Interested in finding a job or internship across town or around the world?
Learn how to connect your career objectives with hiring opportunities by identifying key employers and industry contacts for informational interviews and professional networking.
Get a realistic understanding of work permit and visa requirements, financial considerations and other prime factors critical to career success in a new location.
Identify American employers seeking to hire international professionals for their U.S. operations through H-1B visa petitions – and learn how to connect this information to current job opportunities.
Below, you can register for a 1-hour, web-based training session exclusively for students whose academic institutions, like Middlebury, are current subscribers to Going Global’s career resources database services. You can access GoinGlobal through Handshake’s Resources pages.
A great resource for finding Ph.D programs that are fully funded is through the online ProFellow site, a go-to source for information on professional and academic fellowships, created by fellows for aspiring fellows. You can download their free Directory of Fully Funded Graduate Programs and Full Funding Programs (download it here!) which lists more than 500+ master’s and doctoral programs and awards that offer full tuition coverage and a stipend.
BUT – this list of programs is NOT exhaustive! There are many more programs like this in other disciplines in the U.S. and abroad. And you can find the right programs for your goals using a free tool: Google!
Last Chance to Register for (Virtual) EcoCareers 2020!
This week the National Wildlife Federation will host their 4th annual, virtual EcoCareers Conference on Wednesday & Thursday, April 1 -2. Have you registered yet? Don’t miss out on this valuable opportunity to hear from leading analysts and employers across many green sectors and gain insights into how you can build your own pathway to a sustainable career.

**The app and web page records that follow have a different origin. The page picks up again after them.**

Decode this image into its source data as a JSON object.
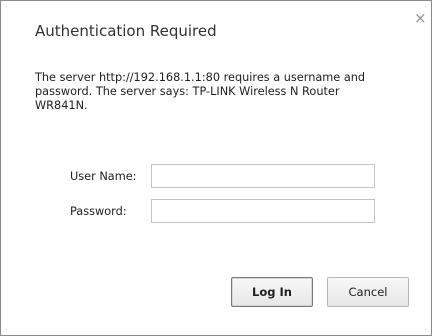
{
  "dialog": {
    "title": "Authentication Required",
    "close_glyph": "×",
    "close_icon": "close-icon",
    "message_lines": [
      "The server http://192.168.1.1:80 requires a username and",
      "password. The server says: TP-LINK Wireless N Router",
      "WR841N."
    ],
    "username_label": "User Name:",
    "username_value": "",
    "password_label": "Password:",
    "password_value": "",
    "login_label": "Log In",
    "cancel_label": "Cancel"
  }
}
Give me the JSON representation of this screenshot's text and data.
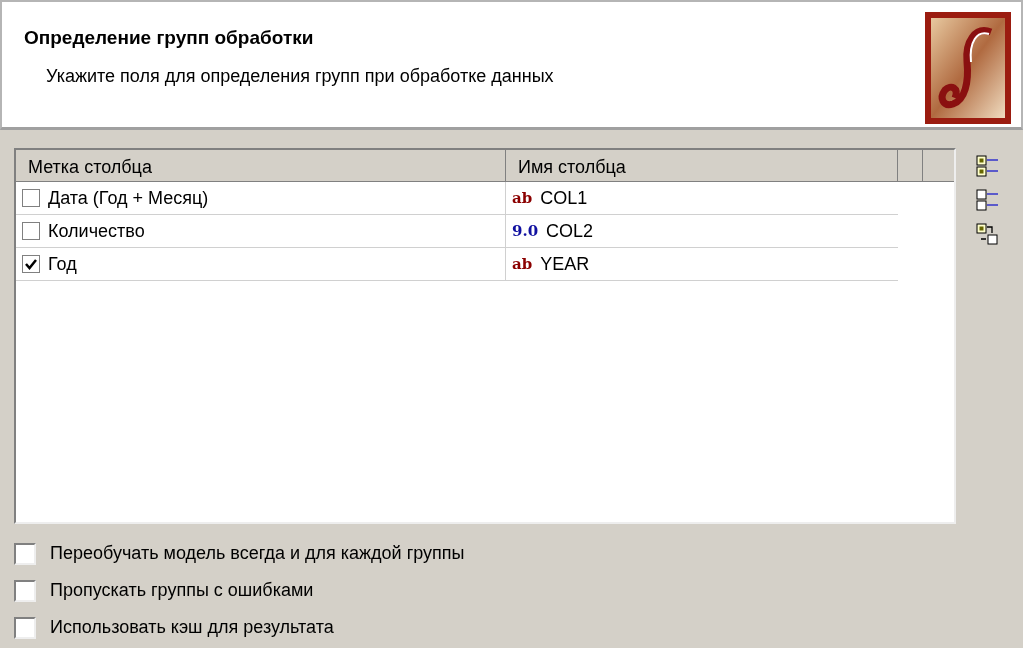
{
  "header": {
    "title": "Определение групп обработки",
    "subtitle": "Укажите поля для определения  групп при обработке данных"
  },
  "table": {
    "columns": [
      "Метка столбца",
      "Имя столбца"
    ],
    "rows": [
      {
        "label": "Дата (Год + Месяц)",
        "checked": false,
        "kind": "text",
        "type_badge": "ab",
        "name": "COL1"
      },
      {
        "label": "Количество",
        "checked": false,
        "kind": "number",
        "type_badge": "9.0",
        "name": "COL2"
      },
      {
        "label": "Год",
        "checked": true,
        "kind": "text",
        "type_badge": "ab",
        "name": "YEAR"
      }
    ]
  },
  "toolbar": [
    {
      "kind": "select-all"
    },
    {
      "kind": "deselect-all"
    },
    {
      "kind": "invert"
    }
  ],
  "options": [
    {
      "label": "Переобучать модель всегда и для каждой группы",
      "checked": false
    },
    {
      "label": "Пропускать группы с ошибками",
      "checked": false
    },
    {
      "label": "Использовать кэш для результата",
      "checked": false
    }
  ]
}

The Conference will be featuring speakers and panelist talking about Food Justice Careers, the Arts and Creative Industries, a Culinary Climate Action Workshop, Circular Economy Careers (careers that help move society toward and sustain a circular economy), Climate Crisis Careers, and Green Finance and Investment Careers. Check it all out HERE.
Students at higher ed institutions can unlock free registration by joining the NWF EcoLeader online community. Note that if sponsorship or registration cost is a concern for higher education audiences, we encourage you to reach out to us at firstname.lastname@example.org.
Join Women in Health Sciences in a casual conversation with cardiologist, Dr. Gavin Noble. We’ll discuss his career path, specialty, and how he works with nurses, PAs, and other healthcare professionals in his day to day work. Come with questions! This event is open to students of all genders and backgrounds.
Monday, February 24 at 8:00 p.m. in Coltrane Lounge.
Assistant Researcher at the William Montague Cobb Research Laboratory
“I think it is very important to introduce diversity in the various databases on the human genome. Many of the original genome projects centered on European-descended populations and this project is one of the first steps to unlocking questions like “Why are Black women 243% more likely to die in childbirth (compared to White women”? Or “Why are African Americans prone to hypertension, diabetes, etc.?”
How did you find your internship?Dr. Jeremy Ward.
What was your work like?One of the main projects I worked on was Petrous Bone Extraction of the bones in the William Cobb Collection. William Montague Cobb was the first African American to get an MD/PhD and went on to found a lab. He studied over 100 African Americans who died between the 1930s and 1960s and conducted autopsies on each of the individuals. My research included extracting over 200 petrous bones–a dense region on the side of the skull next to the ear canal–in order to sequence the DNA of the individuals who passed. After extracting the petrous bone, we found susceptibility genes for the diseases the individuals died from. Among the diseases were tuberculosis, diabetes mellitus, atherosclerosis, and more. A lot of the diseases are still the main cause of death of Blacks today. After the DNA is sequenced, we cross matched their genes with the susceptibility genes to see if there were matches. In the future, we will be able to address the weaknesses that may or may not have to do with our genetic codes. Ideally, we will be able to have prenatal testing where we identify these genes and advocate a healthy lifestyle that will suppress the likelihood of these diseases manifesting and taking the lives of our people.
How did CCI help you find this opportunity?Funding, advising, moral support, EVERYTHING!
What advice do you have for Middlebury students looking for an internship?Think outside the box! Don’t think that the organized programs are the only internships you have available to you…there are countless others you can make up or find anywhere.
What was the most rewarding aspect of your work?Being surrounded by black scholars.
And to add to this question from Megan’s interview in the Cobb’s Corner News: Seeing people in positions of power in STEM that are Black is what I will cherish the most. Carter [Clinton, Assistant Curator] is a great example as well, with both of us being from Brooklyn. I’m reading a book by Elaine Welteroth called More Than Enough: Claiming Space for Who You Are (No Matter What They Say) where she mentions that it is “important to leave signposts along the journey of success for those that come behind you.” I believe there will be another young girl like me who is obsessed with science like me but needs a role model to show her that women and people of color can succeed. I really want to be that guiding light just like this experience has illuminated my journey.
Did you have a mentor that helped you get to where you are today? If so, who? Jeremy Ward, Susan DeSimone, and much much much more.